WHAT YOU NEED TO DO - Where does the string "title" occur in the entries below? Copy every line where it does.

TASK DATA -
%%
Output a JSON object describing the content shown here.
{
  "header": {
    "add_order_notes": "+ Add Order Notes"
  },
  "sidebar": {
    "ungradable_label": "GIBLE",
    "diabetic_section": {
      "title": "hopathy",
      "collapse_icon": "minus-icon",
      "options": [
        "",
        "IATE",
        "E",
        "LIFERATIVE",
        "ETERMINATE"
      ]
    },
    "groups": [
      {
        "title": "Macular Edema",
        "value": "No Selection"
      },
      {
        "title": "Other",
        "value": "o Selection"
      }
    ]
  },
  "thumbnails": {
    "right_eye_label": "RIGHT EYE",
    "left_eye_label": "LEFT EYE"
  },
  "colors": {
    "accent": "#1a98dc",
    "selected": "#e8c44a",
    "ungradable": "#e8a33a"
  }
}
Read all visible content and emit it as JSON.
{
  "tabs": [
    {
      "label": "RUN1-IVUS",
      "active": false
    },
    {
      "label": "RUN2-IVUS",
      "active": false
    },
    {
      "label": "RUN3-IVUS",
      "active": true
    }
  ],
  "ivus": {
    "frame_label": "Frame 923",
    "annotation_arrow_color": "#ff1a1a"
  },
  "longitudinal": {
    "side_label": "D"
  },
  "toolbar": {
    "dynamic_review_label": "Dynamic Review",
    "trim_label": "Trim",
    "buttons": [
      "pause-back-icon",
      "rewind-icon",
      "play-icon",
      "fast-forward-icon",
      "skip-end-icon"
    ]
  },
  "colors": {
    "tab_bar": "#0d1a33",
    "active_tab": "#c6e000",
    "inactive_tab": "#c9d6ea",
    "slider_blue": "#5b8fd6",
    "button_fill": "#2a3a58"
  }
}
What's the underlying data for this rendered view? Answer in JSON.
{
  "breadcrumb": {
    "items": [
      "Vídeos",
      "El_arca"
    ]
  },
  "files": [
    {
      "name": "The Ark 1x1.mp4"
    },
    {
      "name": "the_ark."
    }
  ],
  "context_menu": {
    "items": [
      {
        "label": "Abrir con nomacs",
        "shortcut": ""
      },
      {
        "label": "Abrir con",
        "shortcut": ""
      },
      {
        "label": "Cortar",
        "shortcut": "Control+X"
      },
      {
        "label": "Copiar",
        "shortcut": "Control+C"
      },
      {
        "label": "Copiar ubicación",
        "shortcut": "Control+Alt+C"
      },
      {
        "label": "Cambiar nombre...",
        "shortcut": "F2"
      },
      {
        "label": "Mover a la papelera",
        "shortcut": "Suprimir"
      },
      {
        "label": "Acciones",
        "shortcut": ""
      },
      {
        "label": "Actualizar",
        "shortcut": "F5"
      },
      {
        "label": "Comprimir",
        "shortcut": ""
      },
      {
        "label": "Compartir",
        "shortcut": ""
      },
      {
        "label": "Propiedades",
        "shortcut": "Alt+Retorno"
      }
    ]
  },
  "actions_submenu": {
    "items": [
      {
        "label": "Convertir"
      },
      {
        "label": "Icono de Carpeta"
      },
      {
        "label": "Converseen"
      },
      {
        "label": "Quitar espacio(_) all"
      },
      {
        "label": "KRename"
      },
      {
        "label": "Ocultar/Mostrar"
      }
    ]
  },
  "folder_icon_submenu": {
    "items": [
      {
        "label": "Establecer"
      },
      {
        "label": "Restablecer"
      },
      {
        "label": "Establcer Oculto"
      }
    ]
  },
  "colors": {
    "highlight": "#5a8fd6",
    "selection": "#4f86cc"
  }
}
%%
ANSWER SECTION -
      "title": "hopathy",
        "title": "Macular Edema",
        "title": "Other",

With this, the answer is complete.